**Problem**:
Please give every record below again exactly, and keep the pictures out.

^^^^^^^^

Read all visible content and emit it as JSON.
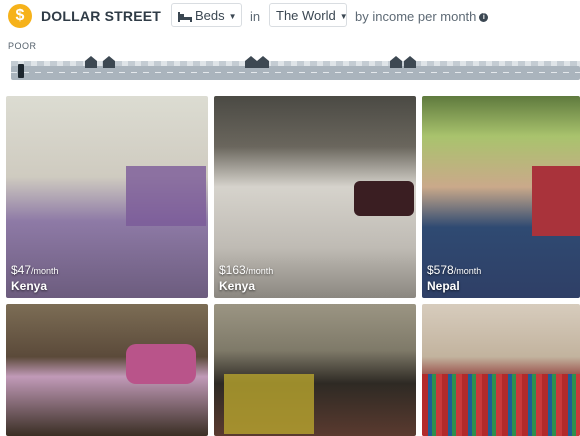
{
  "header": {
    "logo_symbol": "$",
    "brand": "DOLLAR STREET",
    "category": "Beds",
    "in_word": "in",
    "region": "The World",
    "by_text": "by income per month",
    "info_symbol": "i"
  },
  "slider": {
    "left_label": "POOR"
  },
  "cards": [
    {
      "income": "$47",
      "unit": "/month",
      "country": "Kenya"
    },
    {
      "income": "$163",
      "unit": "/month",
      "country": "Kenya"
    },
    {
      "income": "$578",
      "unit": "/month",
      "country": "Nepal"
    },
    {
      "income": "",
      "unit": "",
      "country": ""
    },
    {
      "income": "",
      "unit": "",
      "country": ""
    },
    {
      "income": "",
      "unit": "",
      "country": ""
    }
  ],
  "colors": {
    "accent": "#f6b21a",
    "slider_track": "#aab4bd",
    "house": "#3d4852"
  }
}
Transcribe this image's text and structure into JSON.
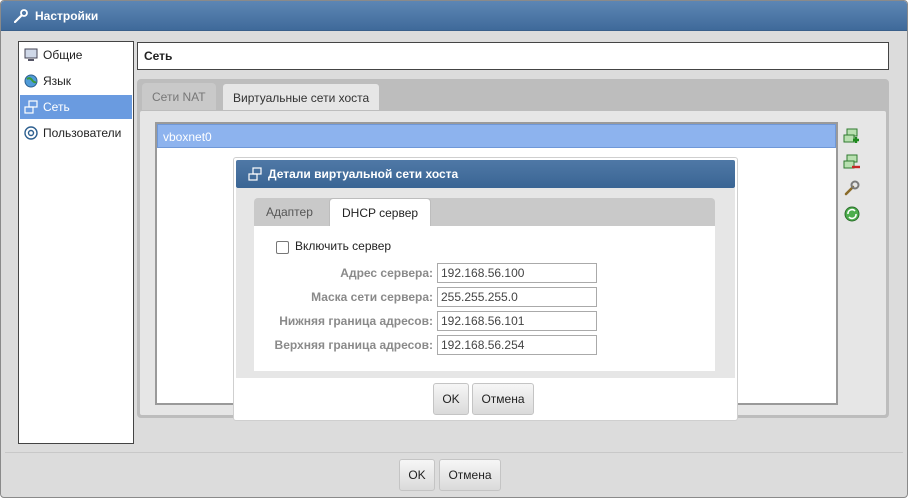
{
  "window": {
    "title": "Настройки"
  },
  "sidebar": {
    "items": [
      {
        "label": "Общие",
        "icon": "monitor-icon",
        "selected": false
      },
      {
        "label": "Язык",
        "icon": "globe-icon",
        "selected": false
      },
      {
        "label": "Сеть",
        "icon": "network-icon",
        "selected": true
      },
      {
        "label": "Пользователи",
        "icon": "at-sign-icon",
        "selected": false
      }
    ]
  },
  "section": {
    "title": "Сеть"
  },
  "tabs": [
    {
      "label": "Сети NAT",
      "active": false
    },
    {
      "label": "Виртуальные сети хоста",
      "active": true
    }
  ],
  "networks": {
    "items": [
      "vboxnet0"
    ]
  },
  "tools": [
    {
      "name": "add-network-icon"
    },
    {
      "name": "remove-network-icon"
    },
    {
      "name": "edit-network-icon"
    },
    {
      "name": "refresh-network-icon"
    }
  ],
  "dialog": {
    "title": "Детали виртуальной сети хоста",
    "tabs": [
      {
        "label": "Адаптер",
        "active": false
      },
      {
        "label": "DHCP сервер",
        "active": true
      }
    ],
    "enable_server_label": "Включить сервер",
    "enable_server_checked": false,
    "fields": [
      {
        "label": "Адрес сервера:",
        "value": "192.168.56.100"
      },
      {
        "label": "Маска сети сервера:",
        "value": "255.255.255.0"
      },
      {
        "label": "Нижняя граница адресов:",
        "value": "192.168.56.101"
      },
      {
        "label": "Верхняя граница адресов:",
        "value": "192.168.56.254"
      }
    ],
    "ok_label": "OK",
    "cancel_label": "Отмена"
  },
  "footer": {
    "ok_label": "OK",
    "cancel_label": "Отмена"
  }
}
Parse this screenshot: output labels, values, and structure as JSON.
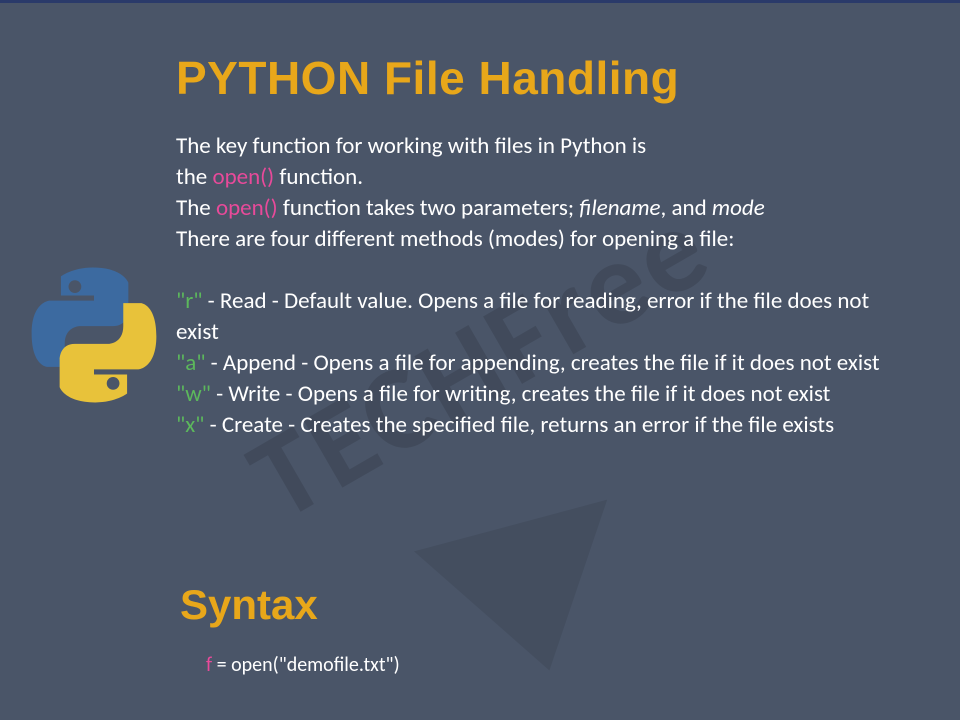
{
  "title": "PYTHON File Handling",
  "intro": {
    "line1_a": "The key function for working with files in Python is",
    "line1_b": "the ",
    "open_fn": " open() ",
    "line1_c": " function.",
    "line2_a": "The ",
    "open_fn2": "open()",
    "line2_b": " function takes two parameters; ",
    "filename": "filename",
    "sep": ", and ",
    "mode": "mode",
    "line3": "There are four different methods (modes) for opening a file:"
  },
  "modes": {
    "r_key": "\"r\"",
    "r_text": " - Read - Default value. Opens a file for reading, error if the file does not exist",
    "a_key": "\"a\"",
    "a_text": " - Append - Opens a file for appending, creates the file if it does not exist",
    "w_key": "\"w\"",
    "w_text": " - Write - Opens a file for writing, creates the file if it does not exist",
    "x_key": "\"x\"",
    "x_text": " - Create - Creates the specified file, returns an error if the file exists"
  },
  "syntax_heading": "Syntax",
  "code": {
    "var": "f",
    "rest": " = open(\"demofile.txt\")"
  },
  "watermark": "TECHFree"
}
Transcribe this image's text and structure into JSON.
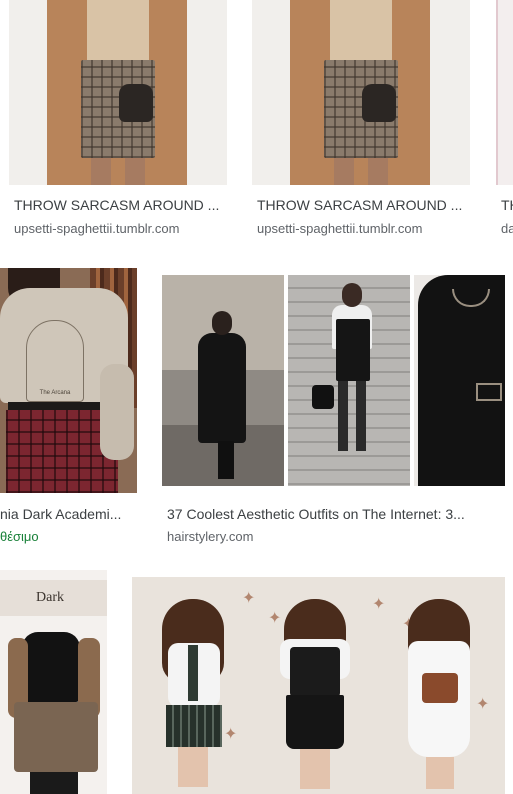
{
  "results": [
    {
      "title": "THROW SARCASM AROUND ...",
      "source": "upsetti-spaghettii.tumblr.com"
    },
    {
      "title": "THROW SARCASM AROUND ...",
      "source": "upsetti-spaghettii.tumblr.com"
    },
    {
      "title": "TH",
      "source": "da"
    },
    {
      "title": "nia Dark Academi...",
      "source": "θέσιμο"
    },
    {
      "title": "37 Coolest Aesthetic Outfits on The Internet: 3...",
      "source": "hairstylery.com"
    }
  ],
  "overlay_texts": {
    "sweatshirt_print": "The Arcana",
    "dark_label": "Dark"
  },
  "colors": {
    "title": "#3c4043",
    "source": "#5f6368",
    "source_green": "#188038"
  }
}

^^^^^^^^

**Solution to the problem**:
Read all visible content and emit it as JSON.
{
  "header": {
    "logo_symbol": "$",
    "brand": "DOLLAR STREET",
    "category": "Beds",
    "in_word": "in",
    "region": "The World",
    "by_text": "by income per month",
    "info_symbol": "i"
  },
  "slider": {
    "left_label": "POOR"
  },
  "cards": [
    {
      "income": "$47",
      "unit": "/month",
      "country": "Kenya"
    },
    {
      "income": "$163",
      "unit": "/month",
      "country": "Kenya"
    },
    {
      "income": "$578",
      "unit": "/month",
      "country": "Nepal"
    },
    {
      "income": "",
      "unit": "",
      "country": ""
    },
    {
      "income": "",
      "unit": "",
      "country": ""
    },
    {
      "income": "",
      "unit": "",
      "country": ""
    }
  ],
  "colors": {
    "accent": "#f6b21a",
    "slider_track": "#aab4bd",
    "house": "#3d4852"
  }
}
Transcribe this image's text and structure into JSON.
{
  "window": {
    "title": "Настройки"
  },
  "sidebar": {
    "items": [
      {
        "label": "Общие",
        "icon": "monitor-icon",
        "selected": false
      },
      {
        "label": "Язык",
        "icon": "globe-icon",
        "selected": false
      },
      {
        "label": "Сеть",
        "icon": "network-icon",
        "selected": true
      },
      {
        "label": "Пользователи",
        "icon": "at-sign-icon",
        "selected": false
      }
    ]
  },
  "section": {
    "title": "Сеть"
  },
  "tabs": [
    {
      "label": "Сети NAT",
      "active": false
    },
    {
      "label": "Виртуальные сети хоста",
      "active": true
    }
  ],
  "networks": {
    "items": [
      "vboxnet0"
    ]
  },
  "tools": [
    {
      "name": "add-network-icon"
    },
    {
      "name": "remove-network-icon"
    },
    {
      "name": "edit-network-icon"
    },
    {
      "name": "refresh-network-icon"
    }
  ],
  "dialog": {
    "title": "Детали виртуальной сети хоста",
    "tabs": [
      {
        "label": "Адаптер",
        "active": false
      },
      {
        "label": "DHCP сервер",
        "active": true
      }
    ],
    "enable_server_label": "Включить сервер",
    "enable_server_checked": false,
    "fields": [
      {
        "label": "Адрес сервера:",
        "value": "192.168.56.100"
      },
      {
        "label": "Маска сети сервера:",
        "value": "255.255.255.0"
      },
      {
        "label": "Нижняя граница адресов:",
        "value": "192.168.56.101"
      },
      {
        "label": "Верхняя граница адресов:",
        "value": "192.168.56.254"
      }
    ],
    "ok_label": "OK",
    "cancel_label": "Отмена"
  },
  "footer": {
    "ok_label": "OK",
    "cancel_label": "Отмена"
  }
}
Parse this screenshot: output labels, values, and structure as JSON.
{
  "title": "PYTHON File Handling",
  "intro": {
    "line1_a": "The key function for working with files in Python is",
    "line1_b": "the ",
    "open_fn": " open() ",
    "line1_c": " function.",
    "line2_a": "The ",
    "open_fn2": "open()",
    "line2_b": " function takes two parameters; ",
    "filename": "filename",
    "sep": ", and ",
    "mode": "mode",
    "line3": "There are four different methods (modes) for opening a file:"
  },
  "modes": {
    "r_key": "\"r\"",
    "r_text": " - Read - Default value. Opens a file for reading, error if the file does not exist",
    "a_key": "\"a\"",
    "a_text": " - Append - Opens a file for appending, creates the file if it does not exist",
    "w_key": "\"w\"",
    "w_text": " - Write - Opens a file for writing, creates the file if it does not exist",
    "x_key": "\"x\"",
    "x_text": " - Create - Creates the specified file, returns an error if the file exists"
  },
  "syntax_heading": "Syntax",
  "code": {
    "var": "f",
    "rest": " = open(\"demofile.txt\")"
  },
  "watermark": "TECHFree"
}
Transcribe this image's text and structure into JSON.
{
  "results": [
    {
      "title": "THROW SARCASM AROUND ...",
      "source": "upsetti-spaghettii.tumblr.com"
    },
    {
      "title": "THROW SARCASM AROUND ...",
      "source": "upsetti-spaghettii.tumblr.com"
    },
    {
      "title": "TH",
      "source": "da"
    },
    {
      "title": "nia Dark Academi...",
      "source": "θέσιμο"
    },
    {
      "title": "37 Coolest Aesthetic Outfits on The Internet: 3...",
      "source": "hairstylery.com"
    }
  ],
  "overlay_texts": {
    "sweatshirt_print": "The Arcana",
    "dark_label": "Dark"
  },
  "colors": {
    "title": "#3c4043",
    "source": "#5f6368",
    "source_green": "#188038"
  }
}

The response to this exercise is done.